Start of Block
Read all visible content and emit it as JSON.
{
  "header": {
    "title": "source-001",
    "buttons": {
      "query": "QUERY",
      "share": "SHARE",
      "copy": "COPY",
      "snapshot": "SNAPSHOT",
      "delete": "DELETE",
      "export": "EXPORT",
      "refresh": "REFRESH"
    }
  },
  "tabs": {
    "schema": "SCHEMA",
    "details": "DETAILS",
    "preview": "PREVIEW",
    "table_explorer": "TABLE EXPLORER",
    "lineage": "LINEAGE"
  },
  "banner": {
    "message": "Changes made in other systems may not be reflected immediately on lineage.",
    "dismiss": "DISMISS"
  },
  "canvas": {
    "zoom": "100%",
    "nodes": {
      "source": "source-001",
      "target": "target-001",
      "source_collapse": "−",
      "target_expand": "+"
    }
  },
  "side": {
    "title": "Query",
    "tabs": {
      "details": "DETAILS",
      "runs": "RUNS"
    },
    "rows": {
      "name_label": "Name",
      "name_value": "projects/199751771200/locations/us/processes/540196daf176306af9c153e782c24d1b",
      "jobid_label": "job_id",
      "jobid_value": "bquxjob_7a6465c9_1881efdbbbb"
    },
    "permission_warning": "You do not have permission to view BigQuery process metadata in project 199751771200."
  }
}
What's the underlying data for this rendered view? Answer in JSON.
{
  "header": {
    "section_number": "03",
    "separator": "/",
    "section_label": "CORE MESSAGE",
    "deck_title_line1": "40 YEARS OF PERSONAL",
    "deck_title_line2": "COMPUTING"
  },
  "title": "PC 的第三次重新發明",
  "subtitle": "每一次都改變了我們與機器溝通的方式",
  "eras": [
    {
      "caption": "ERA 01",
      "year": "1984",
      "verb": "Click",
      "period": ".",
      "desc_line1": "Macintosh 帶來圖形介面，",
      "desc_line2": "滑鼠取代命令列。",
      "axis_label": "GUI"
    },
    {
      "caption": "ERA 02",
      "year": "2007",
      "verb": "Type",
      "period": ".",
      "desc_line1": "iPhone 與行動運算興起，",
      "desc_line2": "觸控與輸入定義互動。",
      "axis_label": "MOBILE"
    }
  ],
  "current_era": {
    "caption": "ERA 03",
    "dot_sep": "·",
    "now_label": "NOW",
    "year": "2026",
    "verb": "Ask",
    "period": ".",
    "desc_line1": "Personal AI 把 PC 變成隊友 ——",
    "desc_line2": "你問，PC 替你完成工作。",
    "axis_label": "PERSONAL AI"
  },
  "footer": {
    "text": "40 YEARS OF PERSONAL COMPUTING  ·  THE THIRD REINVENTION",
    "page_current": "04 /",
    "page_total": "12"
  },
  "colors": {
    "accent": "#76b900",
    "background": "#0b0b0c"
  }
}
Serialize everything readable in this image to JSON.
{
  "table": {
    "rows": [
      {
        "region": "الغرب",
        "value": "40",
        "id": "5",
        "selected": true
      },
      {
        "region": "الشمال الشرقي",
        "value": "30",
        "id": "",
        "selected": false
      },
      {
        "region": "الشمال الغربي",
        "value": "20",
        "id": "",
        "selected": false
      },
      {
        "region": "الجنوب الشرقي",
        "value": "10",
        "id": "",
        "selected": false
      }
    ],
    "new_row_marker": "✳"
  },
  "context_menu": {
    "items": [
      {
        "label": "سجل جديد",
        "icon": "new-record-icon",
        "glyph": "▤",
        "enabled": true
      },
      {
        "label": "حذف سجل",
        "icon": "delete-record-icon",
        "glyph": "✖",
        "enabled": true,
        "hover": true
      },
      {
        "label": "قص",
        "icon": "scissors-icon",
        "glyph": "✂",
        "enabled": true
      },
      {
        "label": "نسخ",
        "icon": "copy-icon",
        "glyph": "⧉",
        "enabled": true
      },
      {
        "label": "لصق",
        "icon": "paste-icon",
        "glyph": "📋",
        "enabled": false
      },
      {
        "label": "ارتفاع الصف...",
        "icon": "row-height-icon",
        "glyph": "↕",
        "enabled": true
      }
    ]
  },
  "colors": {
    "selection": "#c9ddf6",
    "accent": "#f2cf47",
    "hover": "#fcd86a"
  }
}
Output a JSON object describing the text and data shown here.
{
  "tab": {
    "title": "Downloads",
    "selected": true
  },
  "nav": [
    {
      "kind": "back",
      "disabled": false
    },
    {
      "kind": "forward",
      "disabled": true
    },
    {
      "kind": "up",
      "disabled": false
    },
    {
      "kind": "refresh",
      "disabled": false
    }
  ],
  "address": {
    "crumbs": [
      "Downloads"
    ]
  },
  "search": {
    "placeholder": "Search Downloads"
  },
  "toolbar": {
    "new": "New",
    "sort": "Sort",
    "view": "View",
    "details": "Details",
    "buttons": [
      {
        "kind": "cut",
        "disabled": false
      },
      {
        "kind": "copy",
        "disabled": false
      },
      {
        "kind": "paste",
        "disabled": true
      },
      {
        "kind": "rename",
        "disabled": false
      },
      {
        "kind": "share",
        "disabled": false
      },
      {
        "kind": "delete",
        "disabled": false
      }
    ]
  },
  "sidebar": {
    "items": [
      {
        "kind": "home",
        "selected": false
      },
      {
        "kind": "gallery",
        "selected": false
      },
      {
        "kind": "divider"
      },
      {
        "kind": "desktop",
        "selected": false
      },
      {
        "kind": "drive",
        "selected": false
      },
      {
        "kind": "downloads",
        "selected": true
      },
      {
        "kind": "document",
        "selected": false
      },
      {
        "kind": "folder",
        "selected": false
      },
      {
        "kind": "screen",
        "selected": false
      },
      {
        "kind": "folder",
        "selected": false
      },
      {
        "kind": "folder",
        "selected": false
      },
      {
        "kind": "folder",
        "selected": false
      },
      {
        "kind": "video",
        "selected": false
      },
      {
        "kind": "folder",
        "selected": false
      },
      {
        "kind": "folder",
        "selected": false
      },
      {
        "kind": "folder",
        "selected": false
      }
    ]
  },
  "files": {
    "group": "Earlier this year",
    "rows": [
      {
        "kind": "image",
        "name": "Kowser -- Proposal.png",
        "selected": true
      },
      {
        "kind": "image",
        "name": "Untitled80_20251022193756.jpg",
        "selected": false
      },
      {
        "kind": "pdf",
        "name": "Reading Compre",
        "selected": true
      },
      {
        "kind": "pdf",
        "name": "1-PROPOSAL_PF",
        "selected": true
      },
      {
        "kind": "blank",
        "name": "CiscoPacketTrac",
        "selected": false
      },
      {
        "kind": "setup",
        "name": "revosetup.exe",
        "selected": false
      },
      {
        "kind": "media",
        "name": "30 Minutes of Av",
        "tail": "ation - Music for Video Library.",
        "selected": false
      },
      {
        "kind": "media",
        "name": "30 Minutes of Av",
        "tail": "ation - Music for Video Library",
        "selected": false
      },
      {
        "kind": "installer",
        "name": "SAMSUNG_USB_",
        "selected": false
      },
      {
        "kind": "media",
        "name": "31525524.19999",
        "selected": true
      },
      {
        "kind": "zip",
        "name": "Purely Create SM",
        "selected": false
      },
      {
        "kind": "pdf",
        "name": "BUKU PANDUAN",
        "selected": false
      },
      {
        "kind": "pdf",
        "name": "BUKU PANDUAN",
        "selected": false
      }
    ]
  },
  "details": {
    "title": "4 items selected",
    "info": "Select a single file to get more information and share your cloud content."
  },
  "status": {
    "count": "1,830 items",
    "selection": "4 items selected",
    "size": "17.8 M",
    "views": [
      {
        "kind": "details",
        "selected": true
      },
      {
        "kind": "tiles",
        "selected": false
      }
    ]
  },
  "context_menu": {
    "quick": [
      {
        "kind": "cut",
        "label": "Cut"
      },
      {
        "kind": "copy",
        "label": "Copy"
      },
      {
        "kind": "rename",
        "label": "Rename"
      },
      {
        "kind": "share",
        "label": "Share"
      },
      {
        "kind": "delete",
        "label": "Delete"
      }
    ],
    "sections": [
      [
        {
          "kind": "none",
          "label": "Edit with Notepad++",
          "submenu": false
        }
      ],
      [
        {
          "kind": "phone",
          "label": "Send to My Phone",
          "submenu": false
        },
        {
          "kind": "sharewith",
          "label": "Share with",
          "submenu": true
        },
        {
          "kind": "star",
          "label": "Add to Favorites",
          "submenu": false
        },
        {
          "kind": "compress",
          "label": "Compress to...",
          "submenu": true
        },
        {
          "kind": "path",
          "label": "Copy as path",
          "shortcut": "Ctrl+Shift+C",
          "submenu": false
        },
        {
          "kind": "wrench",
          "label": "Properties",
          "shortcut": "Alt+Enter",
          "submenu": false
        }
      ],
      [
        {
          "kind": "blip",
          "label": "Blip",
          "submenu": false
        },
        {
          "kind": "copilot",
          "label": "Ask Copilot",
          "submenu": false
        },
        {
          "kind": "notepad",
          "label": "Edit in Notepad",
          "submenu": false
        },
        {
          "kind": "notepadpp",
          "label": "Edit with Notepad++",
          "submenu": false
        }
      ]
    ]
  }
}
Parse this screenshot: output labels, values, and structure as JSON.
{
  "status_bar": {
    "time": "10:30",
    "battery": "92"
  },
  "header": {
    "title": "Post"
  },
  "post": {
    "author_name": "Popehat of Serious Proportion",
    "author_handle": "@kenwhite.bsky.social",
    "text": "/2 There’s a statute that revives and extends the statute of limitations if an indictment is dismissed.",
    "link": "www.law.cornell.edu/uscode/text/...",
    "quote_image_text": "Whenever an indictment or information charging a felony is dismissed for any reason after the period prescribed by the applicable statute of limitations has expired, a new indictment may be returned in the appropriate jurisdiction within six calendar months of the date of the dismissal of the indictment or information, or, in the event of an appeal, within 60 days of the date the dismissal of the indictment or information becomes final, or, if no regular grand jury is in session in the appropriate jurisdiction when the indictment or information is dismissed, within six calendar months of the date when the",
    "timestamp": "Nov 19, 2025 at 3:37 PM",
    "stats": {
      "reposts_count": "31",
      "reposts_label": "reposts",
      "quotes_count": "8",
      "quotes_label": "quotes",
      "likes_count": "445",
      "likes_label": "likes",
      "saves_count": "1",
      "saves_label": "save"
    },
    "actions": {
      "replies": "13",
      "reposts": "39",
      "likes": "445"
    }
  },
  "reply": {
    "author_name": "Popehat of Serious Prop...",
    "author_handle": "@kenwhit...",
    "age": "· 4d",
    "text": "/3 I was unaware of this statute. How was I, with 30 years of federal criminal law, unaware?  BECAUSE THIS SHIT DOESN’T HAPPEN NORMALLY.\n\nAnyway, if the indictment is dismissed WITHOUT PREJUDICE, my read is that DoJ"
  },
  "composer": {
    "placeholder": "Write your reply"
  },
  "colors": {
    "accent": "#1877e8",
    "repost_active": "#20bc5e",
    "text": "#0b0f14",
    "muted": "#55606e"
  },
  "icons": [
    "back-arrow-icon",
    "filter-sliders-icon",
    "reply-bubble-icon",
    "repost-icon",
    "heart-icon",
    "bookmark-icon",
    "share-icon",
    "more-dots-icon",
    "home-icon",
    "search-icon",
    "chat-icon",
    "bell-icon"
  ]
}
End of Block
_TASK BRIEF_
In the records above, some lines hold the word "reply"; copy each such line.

_SOLUTION FOR THIS EXERCISE_
  "reply": {
    "placeholder": "Write your reply"
    "reply-bubble-icon",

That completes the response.